Olympus LS-10 Portable PCM Audio Recorder In Summary
A great tool for the musician, reporter, podcaster, or recording enthusiast!

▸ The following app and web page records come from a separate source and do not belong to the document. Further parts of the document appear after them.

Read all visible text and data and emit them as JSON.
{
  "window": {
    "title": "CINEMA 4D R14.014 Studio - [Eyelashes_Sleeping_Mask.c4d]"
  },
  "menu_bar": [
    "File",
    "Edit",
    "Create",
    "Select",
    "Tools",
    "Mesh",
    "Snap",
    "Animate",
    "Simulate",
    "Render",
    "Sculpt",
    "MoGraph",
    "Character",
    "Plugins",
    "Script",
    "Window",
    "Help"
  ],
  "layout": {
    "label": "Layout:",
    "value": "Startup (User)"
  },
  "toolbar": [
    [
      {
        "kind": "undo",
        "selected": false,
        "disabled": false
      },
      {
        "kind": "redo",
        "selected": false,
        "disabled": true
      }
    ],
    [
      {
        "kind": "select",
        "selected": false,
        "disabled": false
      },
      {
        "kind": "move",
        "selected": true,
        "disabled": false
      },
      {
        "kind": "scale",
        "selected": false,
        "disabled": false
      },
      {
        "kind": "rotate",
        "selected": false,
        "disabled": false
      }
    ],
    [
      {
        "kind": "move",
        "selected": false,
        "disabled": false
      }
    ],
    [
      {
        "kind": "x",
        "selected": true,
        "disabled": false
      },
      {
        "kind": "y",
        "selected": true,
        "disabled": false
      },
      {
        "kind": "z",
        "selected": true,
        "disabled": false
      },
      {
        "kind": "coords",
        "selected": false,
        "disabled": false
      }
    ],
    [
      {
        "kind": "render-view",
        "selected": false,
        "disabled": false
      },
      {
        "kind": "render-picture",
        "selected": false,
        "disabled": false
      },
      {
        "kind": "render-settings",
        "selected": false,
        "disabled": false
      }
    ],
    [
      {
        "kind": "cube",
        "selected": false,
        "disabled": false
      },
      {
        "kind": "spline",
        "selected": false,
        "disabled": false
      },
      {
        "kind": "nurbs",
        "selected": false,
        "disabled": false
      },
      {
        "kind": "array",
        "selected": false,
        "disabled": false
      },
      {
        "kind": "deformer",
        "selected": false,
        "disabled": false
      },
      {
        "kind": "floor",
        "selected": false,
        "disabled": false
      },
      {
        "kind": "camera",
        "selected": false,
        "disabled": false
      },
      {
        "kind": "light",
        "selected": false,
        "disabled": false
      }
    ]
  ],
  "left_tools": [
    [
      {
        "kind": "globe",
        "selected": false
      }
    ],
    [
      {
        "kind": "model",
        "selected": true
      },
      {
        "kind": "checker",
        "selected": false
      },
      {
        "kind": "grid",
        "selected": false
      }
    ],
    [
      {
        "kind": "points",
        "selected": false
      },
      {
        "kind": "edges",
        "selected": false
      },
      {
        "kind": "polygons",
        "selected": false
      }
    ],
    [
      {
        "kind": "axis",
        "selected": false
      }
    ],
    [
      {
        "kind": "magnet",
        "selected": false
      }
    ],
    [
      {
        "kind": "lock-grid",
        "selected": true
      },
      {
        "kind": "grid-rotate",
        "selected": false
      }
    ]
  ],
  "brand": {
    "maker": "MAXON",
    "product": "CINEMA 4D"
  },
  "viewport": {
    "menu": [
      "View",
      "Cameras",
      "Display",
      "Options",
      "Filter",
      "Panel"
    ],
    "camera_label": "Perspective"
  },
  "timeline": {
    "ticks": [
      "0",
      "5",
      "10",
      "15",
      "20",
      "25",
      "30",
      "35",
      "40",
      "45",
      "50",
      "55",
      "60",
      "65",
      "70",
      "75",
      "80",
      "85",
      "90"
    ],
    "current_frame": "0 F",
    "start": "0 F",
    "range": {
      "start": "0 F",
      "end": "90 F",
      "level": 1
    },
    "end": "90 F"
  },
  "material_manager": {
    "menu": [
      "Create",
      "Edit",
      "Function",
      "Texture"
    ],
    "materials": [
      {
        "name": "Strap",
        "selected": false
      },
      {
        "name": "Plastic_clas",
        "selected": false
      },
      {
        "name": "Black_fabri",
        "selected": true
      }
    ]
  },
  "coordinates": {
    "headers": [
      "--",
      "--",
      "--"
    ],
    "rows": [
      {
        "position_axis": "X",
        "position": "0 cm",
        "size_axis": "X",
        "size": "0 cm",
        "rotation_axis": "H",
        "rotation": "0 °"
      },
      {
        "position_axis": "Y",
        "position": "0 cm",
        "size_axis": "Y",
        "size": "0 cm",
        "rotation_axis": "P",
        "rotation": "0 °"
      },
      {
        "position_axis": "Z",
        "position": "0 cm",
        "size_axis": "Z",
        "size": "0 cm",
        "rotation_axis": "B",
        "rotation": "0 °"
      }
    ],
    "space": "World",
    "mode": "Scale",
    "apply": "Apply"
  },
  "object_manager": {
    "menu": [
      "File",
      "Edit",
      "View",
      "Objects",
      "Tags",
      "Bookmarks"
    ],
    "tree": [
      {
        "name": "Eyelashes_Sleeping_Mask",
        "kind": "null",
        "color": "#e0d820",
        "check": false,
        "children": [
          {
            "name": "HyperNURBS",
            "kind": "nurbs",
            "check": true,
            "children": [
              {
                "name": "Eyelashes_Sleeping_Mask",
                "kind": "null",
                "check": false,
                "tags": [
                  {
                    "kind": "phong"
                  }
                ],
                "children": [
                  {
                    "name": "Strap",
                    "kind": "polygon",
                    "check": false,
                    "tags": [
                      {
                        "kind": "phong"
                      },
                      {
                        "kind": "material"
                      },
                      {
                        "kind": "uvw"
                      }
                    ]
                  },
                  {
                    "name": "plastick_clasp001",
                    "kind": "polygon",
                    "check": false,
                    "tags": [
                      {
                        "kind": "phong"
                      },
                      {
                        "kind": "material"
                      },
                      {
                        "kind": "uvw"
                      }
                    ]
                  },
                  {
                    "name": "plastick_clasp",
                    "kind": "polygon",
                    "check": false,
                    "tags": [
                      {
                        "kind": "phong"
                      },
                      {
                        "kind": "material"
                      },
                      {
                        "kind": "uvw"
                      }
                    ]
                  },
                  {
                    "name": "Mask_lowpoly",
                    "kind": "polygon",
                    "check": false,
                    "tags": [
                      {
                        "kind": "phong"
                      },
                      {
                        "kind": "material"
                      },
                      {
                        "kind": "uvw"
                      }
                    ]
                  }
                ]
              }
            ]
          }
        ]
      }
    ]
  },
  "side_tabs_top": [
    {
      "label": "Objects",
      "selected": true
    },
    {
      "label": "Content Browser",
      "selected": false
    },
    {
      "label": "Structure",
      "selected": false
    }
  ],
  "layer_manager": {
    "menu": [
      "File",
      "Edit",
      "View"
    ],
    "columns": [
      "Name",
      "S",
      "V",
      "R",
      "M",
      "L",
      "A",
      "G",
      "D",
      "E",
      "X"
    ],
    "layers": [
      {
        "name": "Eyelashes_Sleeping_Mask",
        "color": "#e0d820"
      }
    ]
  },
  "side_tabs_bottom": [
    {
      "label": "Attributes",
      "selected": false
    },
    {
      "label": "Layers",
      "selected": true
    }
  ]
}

With included batteries and internal memory, it is all ready to go straight from the box!
- Stunning recording quality
- Quality build with aluminum body
- 2 GB internal recording memory
- SDHC slot for additional memory
- High quality stereo mikes with jack for external mikes
- Includes carrying case
- Tripod mountable
- 12 hour battery life with 2 AA alkaline batteries
- Built in enhancements such as zoom mike, audio enhancments, reverb, auto level
- Record in uncompressed WAV or compressed MP3 and WMF, at various bit depths
- WAV tops at 96kHz, 24 bit (Better than CD quality)
- MP3 best quality at 320 kbps
- WMA best quality at 160 kpbs
- Includes windscreens, which attach solidly to the mics
- Includes audio editing software
- Includes first set of AA alkaline batteries
- Supported under Windows & Mac, works fine with Linux
- Can be used as an external hard drive to move computer files
- AC Power Supply not included (don't need it with long battery life)
Right-hand side showing low cut switch, mike sensitivity switch, record level adjustment, external microphone jack and line in jack.
Left-hand side showing earphone jack, SDHC slot cover, playback level adjustment, USB port cover, and hold/power slider switch.
Back of LS-10, showing mini speakers and threaded tripod connection, and foam wind screens.